_ABOUT THIS EXERCISE:_ Out of the records below, copy all lines in which the word "Planilha" occurs.

Saved entries
───

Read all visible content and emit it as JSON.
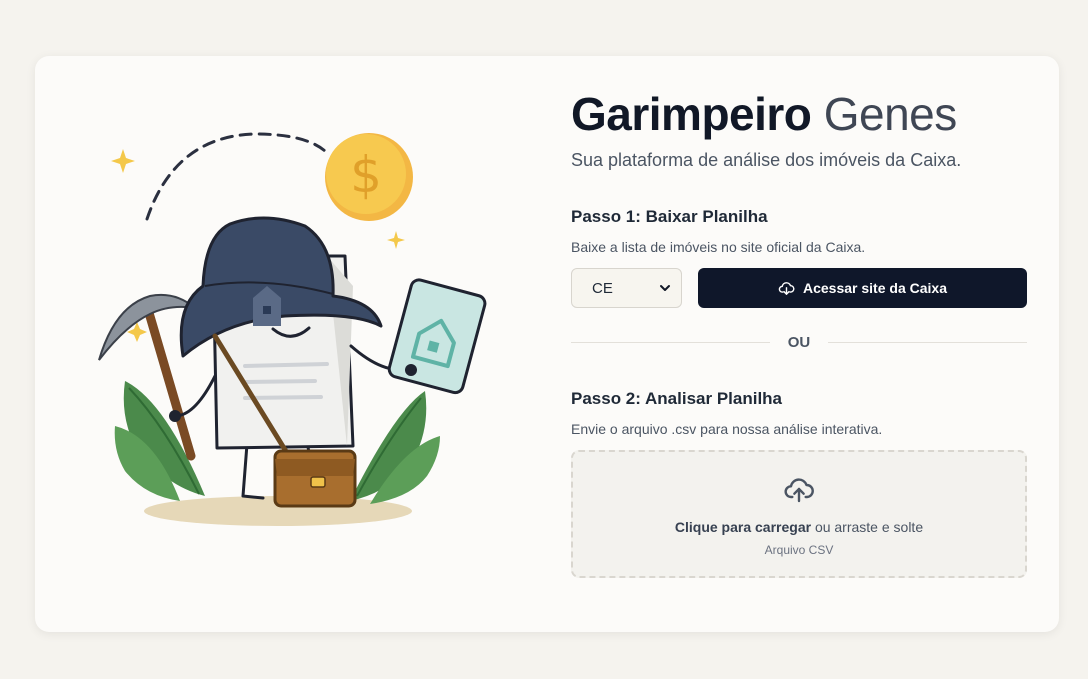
{
  "header": {
    "title_main": "Garimpeiro",
    "title_accent": "Genes",
    "subtitle": "Sua plataforma de análise dos imóveis da Caixa."
  },
  "step1": {
    "title": "Passo 1: Baixar Planilha",
    "description": "Baixe a lista de imóveis no site oficial da Caixa.",
    "state_select_value": "CE",
    "button_label": "Acessar site da Caixa"
  },
  "divider": {
    "label": "OU"
  },
  "step2": {
    "title": "Passo 2: Analisar Planilha",
    "description": "Envie o arquivo .csv para nossa análise interativa.",
    "upload_bold": "Clique para carregar",
    "upload_rest": "ou arraste e solte",
    "upload_hint": "Arquivo CSV"
  },
  "icons": {
    "button": "cloud-download-icon",
    "dropzone": "cloud-upload-icon",
    "select": "chevron-down-icon"
  },
  "colors": {
    "background": "#f5f3ee",
    "card": "#fcfbf9",
    "primary_button": "#0f172a",
    "title": "#111827",
    "title_accent": "#3f4654"
  }
}
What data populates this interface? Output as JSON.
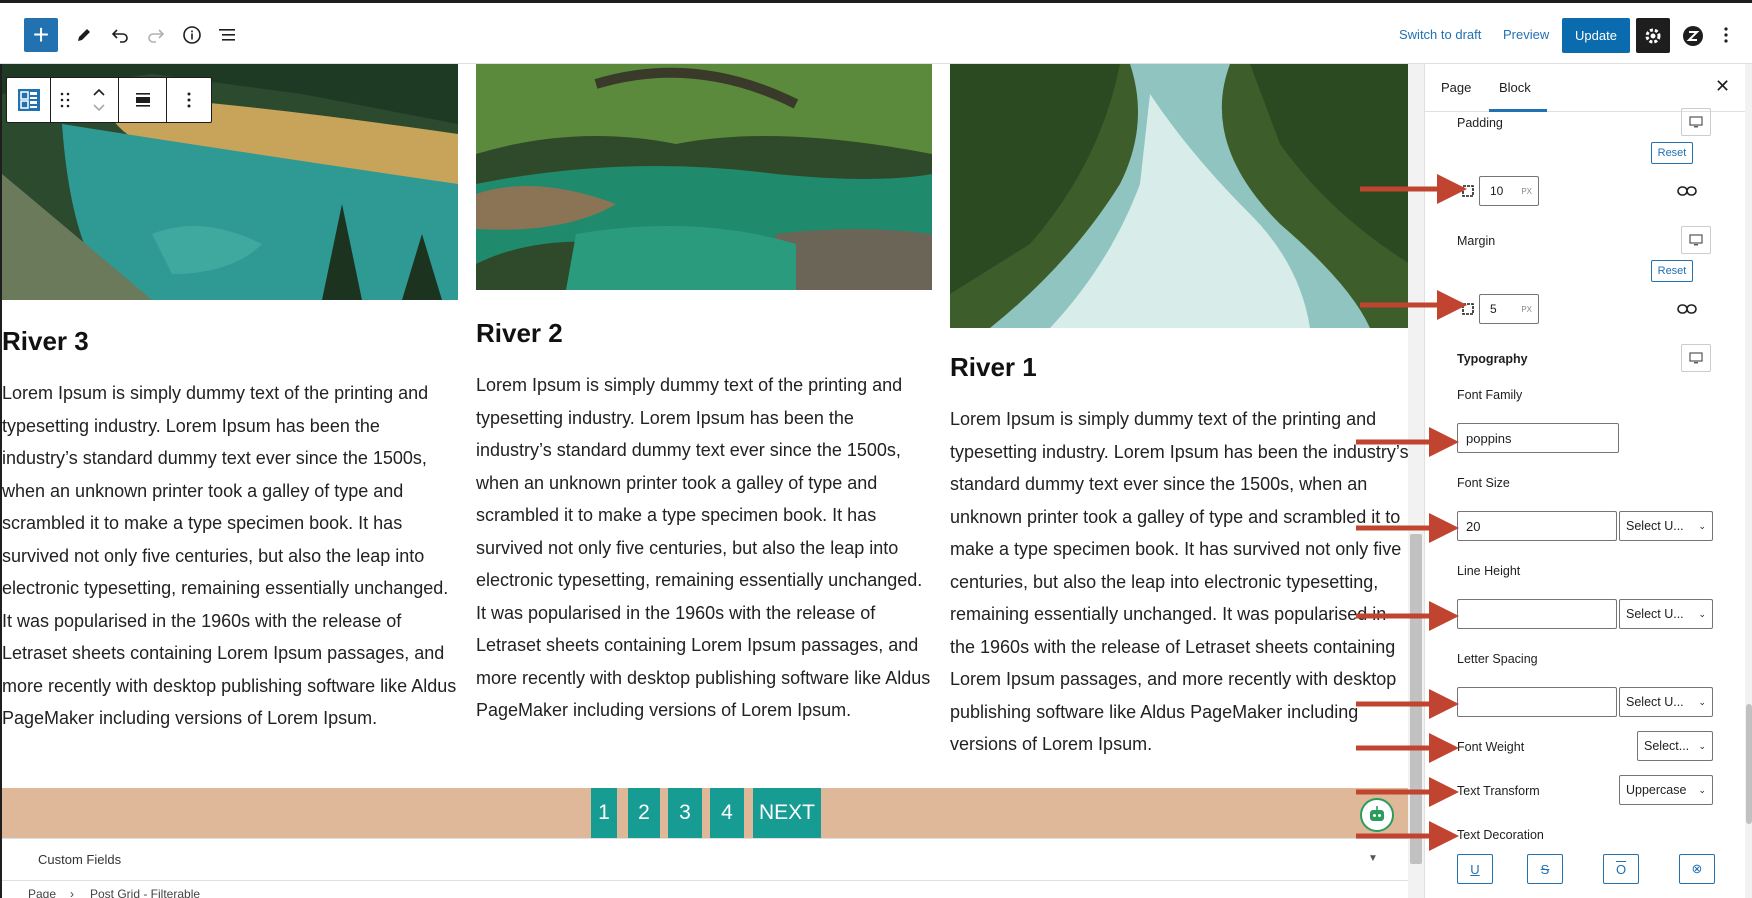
{
  "toolbar": {
    "switch_to_draft": "Switch to draft",
    "preview": "Preview",
    "update": "Update"
  },
  "posts": [
    {
      "title": "River 3",
      "body": "Lorem Ipsum is simply dummy text of the printing and typesetting industry. Lorem Ipsum has been the industry’s standard dummy text ever since the 1500s, when an unknown printer took a galley of type and scrambled it to make a type specimen book. It has survived not only five centuries, but also the leap into electronic typesetting, remaining essentially unchanged. It was popularised in the 1960s with the release of Letraset sheets containing Lorem Ipsum passages, and more recently with desktop publishing software like Aldus PageMaker including versions of Lorem Ipsum."
    },
    {
      "title": "River 2",
      "body": "Lorem Ipsum is simply dummy text of the printing and typesetting industry. Lorem Ipsum has been the industry’s standard dummy text ever since the 1500s, when an unknown printer took a galley of type and scrambled it to make a type specimen book. It has survived not only five centuries, but also the leap into electronic typesetting, remaining essentially unchanged. It was popularised in the 1960s with the release of Letraset sheets containing Lorem Ipsum passages, and more recently with desktop publishing software like Aldus PageMaker including versions of Lorem Ipsum."
    },
    {
      "title": "River 1",
      "body": "Lorem Ipsum is simply dummy text of the printing and typesetting industry. Lorem Ipsum has been the industry’s standard dummy text ever since the 1500s, when an unknown printer took a galley of type and scrambled it to make a type specimen book. It has survived not only five centuries, but also the leap into electronic typesetting, remaining essentially unchanged. It was popularised in the 1960s with the release of Letraset sheets containing Lorem Ipsum passages, and more recently with desktop publishing software like Aldus PageMaker including versions of Lorem Ipsum."
    }
  ],
  "pagination": [
    "1",
    "2",
    "3",
    "4",
    "NEXT"
  ],
  "custom_fields": "Custom Fields",
  "breadcrumb": {
    "page": "Page",
    "sep": "›",
    "block": "Post Grid - Filterable"
  },
  "sidebar": {
    "tab_page": "Page",
    "tab_block": "Block",
    "padding_label": "Padding",
    "padding_value": "10",
    "margin_label": "Margin",
    "margin_value": "5",
    "unit": "PX",
    "reset": "Reset",
    "typography_label": "Typography",
    "font_family_label": "Font Family",
    "font_family_value": "poppins",
    "font_size_label": "Font Size",
    "font_size_value": "20",
    "select_unit": "Select U...",
    "line_height_label": "Line Height",
    "letter_spacing_label": "Letter Spacing",
    "font_weight_label": "Font Weight",
    "font_weight_value": "Select...",
    "text_transform_label": "Text Transform",
    "text_transform_value": "Uppercase",
    "text_decoration_label": "Text Decoration"
  },
  "colors": {
    "accent": "#2271b1",
    "pager_bg": "#dfb899",
    "pager_item": "#179c94",
    "arrow": "#c0442f"
  }
}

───

_ANSWER FOR THIS EXERCISE:_
    "title": "Passo 1: Baixar Planilha",
    "title": "Passo 2: Analisar Planilha",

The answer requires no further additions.